[[ Records for the exercise, beginning ]]
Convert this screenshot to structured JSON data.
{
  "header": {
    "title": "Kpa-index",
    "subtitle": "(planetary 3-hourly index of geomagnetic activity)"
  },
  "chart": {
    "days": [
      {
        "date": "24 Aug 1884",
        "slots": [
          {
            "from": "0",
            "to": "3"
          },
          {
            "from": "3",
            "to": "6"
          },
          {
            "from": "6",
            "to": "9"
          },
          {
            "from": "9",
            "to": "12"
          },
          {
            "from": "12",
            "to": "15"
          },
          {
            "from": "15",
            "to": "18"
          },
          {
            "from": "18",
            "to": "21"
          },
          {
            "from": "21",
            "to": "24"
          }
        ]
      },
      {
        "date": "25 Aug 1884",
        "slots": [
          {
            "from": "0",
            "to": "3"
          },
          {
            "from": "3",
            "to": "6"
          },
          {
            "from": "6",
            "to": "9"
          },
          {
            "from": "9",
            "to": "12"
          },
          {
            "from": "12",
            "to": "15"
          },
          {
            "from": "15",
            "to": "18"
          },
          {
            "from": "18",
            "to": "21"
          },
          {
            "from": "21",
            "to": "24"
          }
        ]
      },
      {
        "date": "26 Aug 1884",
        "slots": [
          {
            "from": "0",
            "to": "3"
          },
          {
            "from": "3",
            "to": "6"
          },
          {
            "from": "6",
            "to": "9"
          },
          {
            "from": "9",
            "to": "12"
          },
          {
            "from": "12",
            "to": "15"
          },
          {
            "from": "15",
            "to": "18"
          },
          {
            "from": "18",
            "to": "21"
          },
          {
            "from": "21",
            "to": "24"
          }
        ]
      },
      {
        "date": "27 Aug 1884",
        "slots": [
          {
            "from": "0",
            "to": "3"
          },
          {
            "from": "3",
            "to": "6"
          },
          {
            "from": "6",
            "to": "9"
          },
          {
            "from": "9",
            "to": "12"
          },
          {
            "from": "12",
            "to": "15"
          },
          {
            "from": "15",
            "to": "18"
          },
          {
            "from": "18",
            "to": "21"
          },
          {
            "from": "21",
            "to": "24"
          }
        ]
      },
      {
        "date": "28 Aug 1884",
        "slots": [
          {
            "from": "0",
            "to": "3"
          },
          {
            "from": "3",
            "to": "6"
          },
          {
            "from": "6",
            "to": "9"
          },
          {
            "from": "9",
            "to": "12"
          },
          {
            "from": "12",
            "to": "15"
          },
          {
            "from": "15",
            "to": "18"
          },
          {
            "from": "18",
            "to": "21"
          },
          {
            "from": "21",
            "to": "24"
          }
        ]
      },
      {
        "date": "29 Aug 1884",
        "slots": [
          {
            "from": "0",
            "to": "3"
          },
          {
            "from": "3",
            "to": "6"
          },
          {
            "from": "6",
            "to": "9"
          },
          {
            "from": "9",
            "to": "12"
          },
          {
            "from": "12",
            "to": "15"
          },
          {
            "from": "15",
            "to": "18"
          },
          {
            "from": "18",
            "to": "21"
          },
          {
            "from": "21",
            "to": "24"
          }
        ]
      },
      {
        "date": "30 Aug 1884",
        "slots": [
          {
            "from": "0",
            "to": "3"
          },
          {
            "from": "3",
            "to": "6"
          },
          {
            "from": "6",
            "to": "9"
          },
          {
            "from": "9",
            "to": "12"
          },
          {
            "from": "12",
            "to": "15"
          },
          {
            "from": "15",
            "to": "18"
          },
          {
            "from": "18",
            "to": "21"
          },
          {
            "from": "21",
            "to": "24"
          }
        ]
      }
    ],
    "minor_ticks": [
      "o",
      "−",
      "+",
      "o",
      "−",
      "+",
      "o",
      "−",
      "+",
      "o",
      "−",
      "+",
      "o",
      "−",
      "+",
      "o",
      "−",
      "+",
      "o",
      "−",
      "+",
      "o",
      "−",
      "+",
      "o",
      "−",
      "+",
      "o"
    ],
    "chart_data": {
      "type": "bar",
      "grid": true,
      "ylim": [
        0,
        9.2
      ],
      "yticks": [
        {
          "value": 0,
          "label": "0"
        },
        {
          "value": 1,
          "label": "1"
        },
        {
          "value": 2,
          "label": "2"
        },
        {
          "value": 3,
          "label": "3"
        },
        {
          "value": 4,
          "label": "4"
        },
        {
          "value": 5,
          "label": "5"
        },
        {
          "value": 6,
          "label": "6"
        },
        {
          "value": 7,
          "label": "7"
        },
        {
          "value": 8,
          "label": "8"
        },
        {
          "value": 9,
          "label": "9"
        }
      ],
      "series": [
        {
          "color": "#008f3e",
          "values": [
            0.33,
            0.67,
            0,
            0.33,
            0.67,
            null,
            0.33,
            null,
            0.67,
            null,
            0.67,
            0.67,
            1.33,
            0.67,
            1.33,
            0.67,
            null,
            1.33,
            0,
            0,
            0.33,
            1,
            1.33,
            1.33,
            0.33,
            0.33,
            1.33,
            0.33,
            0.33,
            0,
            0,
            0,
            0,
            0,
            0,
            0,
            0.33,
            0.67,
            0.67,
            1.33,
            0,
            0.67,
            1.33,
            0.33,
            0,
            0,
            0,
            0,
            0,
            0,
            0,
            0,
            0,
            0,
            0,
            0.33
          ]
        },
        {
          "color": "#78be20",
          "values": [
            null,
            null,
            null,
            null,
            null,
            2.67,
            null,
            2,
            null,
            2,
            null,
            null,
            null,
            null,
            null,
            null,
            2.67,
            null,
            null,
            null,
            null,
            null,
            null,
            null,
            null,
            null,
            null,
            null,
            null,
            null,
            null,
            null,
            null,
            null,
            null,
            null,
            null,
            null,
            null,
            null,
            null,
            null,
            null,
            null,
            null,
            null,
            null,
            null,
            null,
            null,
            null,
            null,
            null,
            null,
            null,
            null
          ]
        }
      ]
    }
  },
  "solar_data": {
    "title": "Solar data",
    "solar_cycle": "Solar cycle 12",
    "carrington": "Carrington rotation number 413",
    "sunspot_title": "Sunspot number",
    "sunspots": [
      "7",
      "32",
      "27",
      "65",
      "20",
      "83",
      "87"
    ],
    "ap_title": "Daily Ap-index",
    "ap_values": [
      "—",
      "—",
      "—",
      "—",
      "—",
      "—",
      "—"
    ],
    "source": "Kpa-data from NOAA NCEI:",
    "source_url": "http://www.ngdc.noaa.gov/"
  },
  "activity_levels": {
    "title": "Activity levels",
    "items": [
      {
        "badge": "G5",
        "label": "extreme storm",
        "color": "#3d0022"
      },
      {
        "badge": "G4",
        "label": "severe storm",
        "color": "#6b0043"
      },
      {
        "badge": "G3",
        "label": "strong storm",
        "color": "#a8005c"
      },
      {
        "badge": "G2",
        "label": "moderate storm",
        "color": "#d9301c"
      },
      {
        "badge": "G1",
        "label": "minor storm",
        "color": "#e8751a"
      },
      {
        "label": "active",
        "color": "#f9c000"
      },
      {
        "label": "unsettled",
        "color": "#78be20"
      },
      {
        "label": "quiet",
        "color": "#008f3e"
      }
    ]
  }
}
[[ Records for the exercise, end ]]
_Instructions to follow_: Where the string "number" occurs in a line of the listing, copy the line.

_Answer area_:
    "carrington": "Carrington rotation number 413",
    "sunspot_title": "Sunspot number",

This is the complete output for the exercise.